● **WORK REQUEST**: Leaving out the pictures, output each record exactly as it stands.

____

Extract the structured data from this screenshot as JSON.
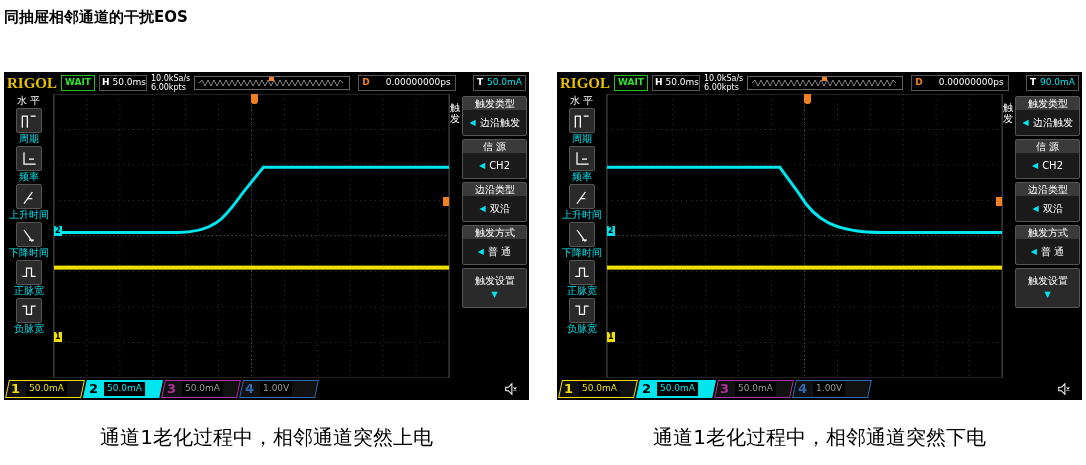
{
  "title": "同抽屉相邻通道的干扰EOS",
  "scopes": [
    {
      "brand": "RIGOL",
      "status": "WAIT",
      "h_label": "H",
      "timebase": "50.0ms",
      "sample_rate": "10.0kSa/s",
      "memory_depth": "6.00kpts",
      "delay_label": "D",
      "delay": "0.00000000ps",
      "trigger_label": "T",
      "trigger_level": "50.0mA",
      "waveform": {
        "kind": "rising"
      },
      "markers": [
        {
          "label": "2",
          "color": "#00e5ee"
        },
        {
          "label": "1",
          "color": "#f0e000"
        }
      ],
      "measure_menu": {
        "title": "水 平",
        "items": [
          {
            "label": "周期",
            "kind": "period"
          },
          {
            "label": "频率",
            "kind": "frequency"
          },
          {
            "label": "上升时间",
            "kind": "rise"
          },
          {
            "label": "下降时间",
            "kind": "fall"
          },
          {
            "label": "正脉宽",
            "kind": "positive"
          },
          {
            "label": "负脉宽",
            "kind": "negative"
          }
        ]
      },
      "trigger_menu": {
        "side_label": "触发",
        "items": [
          {
            "title": "触发类型",
            "arrow": "◀",
            "value": "边沿触发"
          },
          {
            "title": "信 源",
            "arrow": "◀",
            "value": "CH2"
          },
          {
            "title": "边沿类型",
            "arrow": "◀",
            "value": "双沿"
          },
          {
            "title": "触发方式",
            "arrow": "◀",
            "value": "普 通"
          },
          {
            "title": "触发设置",
            "value": "▼"
          }
        ]
      },
      "channels": [
        {
          "number": "1",
          "scale": "50.0mA",
          "color": "#f0e000",
          "selected": false
        },
        {
          "number": "2",
          "scale": "50.0mA",
          "color": "#00e5ee",
          "selected": true
        },
        {
          "number": "3",
          "scale": "50.0mA",
          "color": "#b0309a",
          "selected": false
        },
        {
          "number": "4",
          "scale": "1.00V",
          "color": "#2e6ab0",
          "selected": false
        }
      ],
      "caption": "通道1老化过程中，相邻通道突然上电"
    },
    {
      "brand": "RIGOL",
      "status": "WAIT",
      "h_label": "H",
      "timebase": "50.0ms",
      "sample_rate": "10.0kSa/s",
      "memory_depth": "6.00kpts",
      "delay_label": "D",
      "delay": "0.00000000ps",
      "trigger_label": "T",
      "trigger_level": "90.0mA",
      "waveform": {
        "kind": "falling"
      },
      "markers": [
        {
          "label": "2",
          "color": "#00e5ee"
        },
        {
          "label": "1",
          "color": "#f0e000"
        }
      ],
      "measure_menu": {
        "title": "水 平",
        "items": [
          {
            "label": "周期",
            "kind": "period"
          },
          {
            "label": "频率",
            "kind": "frequency"
          },
          {
            "label": "上升时间",
            "kind": "rise"
          },
          {
            "label": "下降时间",
            "kind": "fall"
          },
          {
            "label": "正脉宽",
            "kind": "positive"
          },
          {
            "label": "负脉宽",
            "kind": "negative"
          }
        ]
      },
      "trigger_menu": {
        "side_label": "触发",
        "items": [
          {
            "title": "触发类型",
            "arrow": "◀",
            "value": "边沿触发"
          },
          {
            "title": "信 源",
            "arrow": "◀",
            "value": "CH2"
          },
          {
            "title": "边沿类型",
            "arrow": "◀",
            "value": "双沿"
          },
          {
            "title": "触发方式",
            "arrow": "◀",
            "value": "普 通"
          },
          {
            "title": "触发设置",
            "value": "▼"
          }
        ]
      },
      "channels": [
        {
          "number": "1",
          "scale": "50.0mA",
          "color": "#f0e000",
          "selected": false
        },
        {
          "number": "2",
          "scale": "50.0mA",
          "color": "#00e5ee",
          "selected": true
        },
        {
          "number": "3",
          "scale": "50.0mA",
          "color": "#b0309a",
          "selected": false
        },
        {
          "number": "4",
          "scale": "1.00V",
          "color": "#2e6ab0",
          "selected": false
        }
      ],
      "caption": "通道1老化过程中，相邻通道突然下电"
    }
  ]
}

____

● **EXERCISE RESPONSE**:
Extract the structured data from this screenshot as JSON.
{
  "title": "同抽屉相邻通道的干扰EOS",
  "scopes": [
    {
      "brand": "RIGOL",
      "status": "WAIT",
      "h_label": "H",
      "timebase": "50.0ms",
      "sample_rate": "10.0kSa/s",
      "memory_depth": "6.00kpts",
      "delay_label": "D",
      "delay": "0.00000000ps",
      "trigger_label": "T",
      "trigger_level": "50.0mA",
      "waveform": {
        "kind": "rising"
      },
      "markers": [
        {
          "label": "2",
          "color": "#00e5ee"
        },
        {
          "label": "1",
          "color": "#f0e000"
        }
      ],
      "measure_menu": {
        "title": "水 平",
        "items": [
          {
            "label": "周期",
            "kind": "period"
          },
          {
            "label": "频率",
            "kind": "frequency"
          },
          {
            "label": "上升时间",
            "kind": "rise"
          },
          {
            "label": "下降时间",
            "kind": "fall"
          },
          {
            "label": "正脉宽",
            "kind": "positive"
          },
          {
            "label": "负脉宽",
            "kind": "negative"
          }
        ]
      },
      "trigger_menu": {
        "side_label": "触发",
        "items": [
          {
            "title": "触发类型",
            "arrow": "◀",
            "value": "边沿触发"
          },
          {
            "title": "信 源",
            "arrow": "◀",
            "value": "CH2"
          },
          {
            "title": "边沿类型",
            "arrow": "◀",
            "value": "双沿"
          },
          {
            "title": "触发方式",
            "arrow": "◀",
            "value": "普 通"
          },
          {
            "title": "触发设置",
            "value": "▼"
          }
        ]
      },
      "channels": [
        {
          "number": "1",
          "scale": "50.0mA",
          "color": "#f0e000",
          "selected": false
        },
        {
          "number": "2",
          "scale": "50.0mA",
          "color": "#00e5ee",
          "selected": true
        },
        {
          "number": "3",
          "scale": "50.0mA",
          "color": "#b0309a",
          "selected": false
        },
        {
          "number": "4",
          "scale": "1.00V",
          "color": "#2e6ab0",
          "selected": false
        }
      ],
      "caption": "通道1老化过程中，相邻通道突然上电"
    },
    {
      "brand": "RIGOL",
      "status": "WAIT",
      "h_label": "H",
      "timebase": "50.0ms",
      "sample_rate": "10.0kSa/s",
      "memory_depth": "6.00kpts",
      "delay_label": "D",
      "delay": "0.00000000ps",
      "trigger_label": "T",
      "trigger_level": "90.0mA",
      "waveform": {
        "kind": "falling"
      },
      "markers": [
        {
          "label": "2",
          "color": "#00e5ee"
        },
        {
          "label": "1",
          "color": "#f0e000"
        }
      ],
      "measure_menu": {
        "title": "水 平",
        "items": [
          {
            "label": "周期",
            "kind": "period"
          },
          {
            "label": "频率",
            "kind": "frequency"
          },
          {
            "label": "上升时间",
            "kind": "rise"
          },
          {
            "label": "下降时间",
            "kind": "fall"
          },
          {
            "label": "正脉宽",
            "kind": "positive"
          },
          {
            "label": "负脉宽",
            "kind": "negative"
          }
        ]
      },
      "trigger_menu": {
        "side_label": "触发",
        "items": [
          {
            "title": "触发类型",
            "arrow": "◀",
            "value": "边沿触发"
          },
          {
            "title": "信 源",
            "arrow": "◀",
            "value": "CH2"
          },
          {
            "title": "边沿类型",
            "arrow": "◀",
            "value": "双沿"
          },
          {
            "title": "触发方式",
            "arrow": "◀",
            "value": "普 通"
          },
          {
            "title": "触发设置",
            "value": "▼"
          }
        ]
      },
      "channels": [
        {
          "number": "1",
          "scale": "50.0mA",
          "color": "#f0e000",
          "selected": false
        },
        {
          "number": "2",
          "scale": "50.0mA",
          "color": "#00e5ee",
          "selected": true
        },
        {
          "number": "3",
          "scale": "50.0mA",
          "color": "#b0309a",
          "selected": false
        },
        {
          "number": "4",
          "scale": "1.00V",
          "color": "#2e6ab0",
          "selected": false
        }
      ],
      "caption": "通道1老化过程中，相邻通道突然下电"
    }
  ]
}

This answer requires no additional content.